Cup with Handle

cup with handle
This pattern takes time to develop.
The Cup with Handle pattern shows the corrective action after a powerful price advance, precedes most major price moves, and reveals the optimum time to buy in a bull market.

Generally, a digital asset must have had a powerful uptrend of at least 30% and during some 2 to 4 months, before it then goes through this minor correction – the Cup with Handle. The asset will sell off into the correction in a downward fashion for maybe 15 to 35 percent off the old high point. The time factor for the development of the Cup is generally anywhere from 7 to 12 weeks depending on the overall market condition.

As the asset comes up to test the old highs, the asset will incur selling pressure by the people who bought at or near the old high. This selling pressure will make the price drift in a sideways fashion with a bias to the downside for about 5 days to 3 weeks. This part of the pattern forms in the top half of the Cup (base) and is called the Handle.

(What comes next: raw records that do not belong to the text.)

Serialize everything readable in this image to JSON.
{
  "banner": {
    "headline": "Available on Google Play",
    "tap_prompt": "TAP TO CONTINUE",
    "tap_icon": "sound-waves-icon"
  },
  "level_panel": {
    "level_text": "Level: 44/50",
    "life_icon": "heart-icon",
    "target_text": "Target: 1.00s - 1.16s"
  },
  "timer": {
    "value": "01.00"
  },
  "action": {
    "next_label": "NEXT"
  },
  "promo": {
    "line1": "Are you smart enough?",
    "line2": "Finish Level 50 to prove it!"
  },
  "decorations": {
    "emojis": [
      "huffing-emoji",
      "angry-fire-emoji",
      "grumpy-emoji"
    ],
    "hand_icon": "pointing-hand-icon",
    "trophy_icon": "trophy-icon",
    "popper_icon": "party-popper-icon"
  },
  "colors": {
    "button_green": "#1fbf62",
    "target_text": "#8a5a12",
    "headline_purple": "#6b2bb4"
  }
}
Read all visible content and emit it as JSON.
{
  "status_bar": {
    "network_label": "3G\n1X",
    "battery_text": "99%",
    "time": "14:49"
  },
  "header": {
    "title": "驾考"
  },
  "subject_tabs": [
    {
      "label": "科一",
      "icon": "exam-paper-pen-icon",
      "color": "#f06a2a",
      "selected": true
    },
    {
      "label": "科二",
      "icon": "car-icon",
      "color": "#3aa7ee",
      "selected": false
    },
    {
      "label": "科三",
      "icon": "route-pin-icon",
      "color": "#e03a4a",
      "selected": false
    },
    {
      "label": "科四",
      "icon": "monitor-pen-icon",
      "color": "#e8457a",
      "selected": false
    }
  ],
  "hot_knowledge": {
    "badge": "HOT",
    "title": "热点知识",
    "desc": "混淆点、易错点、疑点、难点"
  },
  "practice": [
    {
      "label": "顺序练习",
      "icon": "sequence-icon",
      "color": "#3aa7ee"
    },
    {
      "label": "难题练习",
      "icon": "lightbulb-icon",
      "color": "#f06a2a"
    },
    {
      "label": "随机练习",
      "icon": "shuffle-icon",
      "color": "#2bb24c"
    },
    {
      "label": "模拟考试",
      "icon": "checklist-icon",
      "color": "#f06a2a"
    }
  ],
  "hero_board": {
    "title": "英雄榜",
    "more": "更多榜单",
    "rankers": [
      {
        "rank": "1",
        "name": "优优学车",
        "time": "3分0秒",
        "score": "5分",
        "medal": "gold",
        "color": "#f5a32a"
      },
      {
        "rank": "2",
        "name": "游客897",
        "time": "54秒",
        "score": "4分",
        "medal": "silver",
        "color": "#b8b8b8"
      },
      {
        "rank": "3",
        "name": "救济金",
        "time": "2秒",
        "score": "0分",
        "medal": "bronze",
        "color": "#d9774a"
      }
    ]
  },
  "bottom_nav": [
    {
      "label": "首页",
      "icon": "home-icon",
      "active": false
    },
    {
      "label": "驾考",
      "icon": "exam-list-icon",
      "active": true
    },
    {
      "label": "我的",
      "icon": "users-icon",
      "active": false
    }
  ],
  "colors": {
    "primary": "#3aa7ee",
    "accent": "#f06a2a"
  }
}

The correction depth in the Handle is generally not more than 15%. A handle that is any lower is generally of a defective asset and contains higher risk for failure. Volume should dry up a bit, that is individual investors (bears, sellers) are getting out but not necessarily institutional investors (which would make volume spike). That will make it easier for a resistance breakout to occur.

The time to buy the digital asset is as it emerges into new highs during the potential breakout and above the old high point set with the right top of the Cup (high point of the Handle). Volume should surge by 50% during breakout, testifying that big investors fueling the move.

The Cup with Handle pattern is one of the best and most reliable formations to look for. However, it is important to note that this formation works more reliable at the beginning of an overall market’s fresh bull run (after a major correction has ended), and not at the end of a major market advance.

One can see the Cup with Handle pattern on a weekly chart, and perhaps more clearly on a daily chart. On a daily candlestick chart, a shorter moving average can also be helpful to identify this pattern.